→ EXERCISE DETAILS
Using the entries that follow, collect the lines where the word "Campaign" appears.

→ DATA TO EXAMINE
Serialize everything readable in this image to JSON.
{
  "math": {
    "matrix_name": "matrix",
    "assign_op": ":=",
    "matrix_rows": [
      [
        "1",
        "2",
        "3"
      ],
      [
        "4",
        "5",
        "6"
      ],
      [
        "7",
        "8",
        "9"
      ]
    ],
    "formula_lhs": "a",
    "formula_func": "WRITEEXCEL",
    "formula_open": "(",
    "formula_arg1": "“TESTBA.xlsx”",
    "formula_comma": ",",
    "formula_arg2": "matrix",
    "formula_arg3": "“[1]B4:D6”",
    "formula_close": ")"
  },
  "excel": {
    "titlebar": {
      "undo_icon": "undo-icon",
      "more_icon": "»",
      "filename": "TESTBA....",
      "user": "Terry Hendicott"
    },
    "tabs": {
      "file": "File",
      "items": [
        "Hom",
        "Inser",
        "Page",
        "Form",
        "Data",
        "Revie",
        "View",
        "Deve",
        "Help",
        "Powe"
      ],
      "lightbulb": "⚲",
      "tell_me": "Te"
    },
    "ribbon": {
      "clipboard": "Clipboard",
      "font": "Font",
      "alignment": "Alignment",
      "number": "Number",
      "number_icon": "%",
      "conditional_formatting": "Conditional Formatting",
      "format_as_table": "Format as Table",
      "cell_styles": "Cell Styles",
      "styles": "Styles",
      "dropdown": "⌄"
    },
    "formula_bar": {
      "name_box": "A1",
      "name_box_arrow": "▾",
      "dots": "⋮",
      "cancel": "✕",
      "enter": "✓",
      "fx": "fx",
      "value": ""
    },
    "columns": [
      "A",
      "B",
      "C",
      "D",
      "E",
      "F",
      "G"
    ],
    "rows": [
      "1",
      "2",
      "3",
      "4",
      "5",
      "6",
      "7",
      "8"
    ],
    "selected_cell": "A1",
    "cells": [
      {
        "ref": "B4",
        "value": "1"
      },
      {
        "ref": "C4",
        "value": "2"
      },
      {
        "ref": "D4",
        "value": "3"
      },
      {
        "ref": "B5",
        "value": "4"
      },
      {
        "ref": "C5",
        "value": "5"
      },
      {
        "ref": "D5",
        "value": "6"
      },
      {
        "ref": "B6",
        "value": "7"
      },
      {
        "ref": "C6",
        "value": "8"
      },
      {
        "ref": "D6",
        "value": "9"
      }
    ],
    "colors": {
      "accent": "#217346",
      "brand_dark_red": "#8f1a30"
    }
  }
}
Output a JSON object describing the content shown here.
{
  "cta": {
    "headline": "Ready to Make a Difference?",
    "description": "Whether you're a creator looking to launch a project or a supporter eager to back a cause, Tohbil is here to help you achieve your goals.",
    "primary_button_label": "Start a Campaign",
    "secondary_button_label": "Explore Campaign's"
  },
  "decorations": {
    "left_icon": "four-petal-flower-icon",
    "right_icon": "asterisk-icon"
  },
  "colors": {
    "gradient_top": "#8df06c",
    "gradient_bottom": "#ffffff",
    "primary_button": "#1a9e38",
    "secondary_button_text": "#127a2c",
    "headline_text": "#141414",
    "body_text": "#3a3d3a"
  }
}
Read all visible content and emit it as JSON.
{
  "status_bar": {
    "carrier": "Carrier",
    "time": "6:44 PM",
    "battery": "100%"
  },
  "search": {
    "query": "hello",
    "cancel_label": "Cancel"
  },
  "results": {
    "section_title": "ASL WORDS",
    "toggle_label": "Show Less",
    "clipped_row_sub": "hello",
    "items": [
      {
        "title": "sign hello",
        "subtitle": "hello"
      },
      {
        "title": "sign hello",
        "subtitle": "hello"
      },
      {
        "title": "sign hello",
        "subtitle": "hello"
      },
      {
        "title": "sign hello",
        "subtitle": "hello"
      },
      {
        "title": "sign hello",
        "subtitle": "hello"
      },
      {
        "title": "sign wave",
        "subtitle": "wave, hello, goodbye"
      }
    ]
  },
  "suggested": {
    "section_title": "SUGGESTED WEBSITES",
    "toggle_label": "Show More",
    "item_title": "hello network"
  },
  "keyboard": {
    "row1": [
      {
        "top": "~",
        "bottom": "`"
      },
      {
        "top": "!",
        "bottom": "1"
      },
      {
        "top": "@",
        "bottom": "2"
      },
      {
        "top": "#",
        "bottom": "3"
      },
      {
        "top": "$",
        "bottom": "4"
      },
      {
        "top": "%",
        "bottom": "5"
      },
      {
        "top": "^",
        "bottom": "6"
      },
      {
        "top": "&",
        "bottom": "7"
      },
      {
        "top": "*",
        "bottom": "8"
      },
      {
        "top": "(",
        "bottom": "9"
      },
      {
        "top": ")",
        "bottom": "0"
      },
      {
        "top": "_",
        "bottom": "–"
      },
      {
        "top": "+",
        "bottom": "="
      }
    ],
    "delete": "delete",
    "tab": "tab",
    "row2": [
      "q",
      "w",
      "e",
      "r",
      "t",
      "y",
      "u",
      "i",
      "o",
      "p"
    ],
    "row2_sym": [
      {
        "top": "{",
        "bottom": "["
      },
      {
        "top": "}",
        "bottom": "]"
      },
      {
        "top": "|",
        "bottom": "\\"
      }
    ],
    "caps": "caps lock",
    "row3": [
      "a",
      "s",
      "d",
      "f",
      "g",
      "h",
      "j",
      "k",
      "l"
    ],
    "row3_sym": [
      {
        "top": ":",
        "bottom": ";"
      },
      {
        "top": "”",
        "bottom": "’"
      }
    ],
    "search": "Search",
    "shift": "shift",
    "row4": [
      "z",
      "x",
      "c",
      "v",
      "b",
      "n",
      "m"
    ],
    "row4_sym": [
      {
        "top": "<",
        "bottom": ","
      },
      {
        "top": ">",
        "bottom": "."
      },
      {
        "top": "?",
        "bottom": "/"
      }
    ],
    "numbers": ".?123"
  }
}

→ EXERCISE OUTPUT
    "primary_button_label": "Start a Campaign",
    "secondary_button_label": "Explore Campaign's"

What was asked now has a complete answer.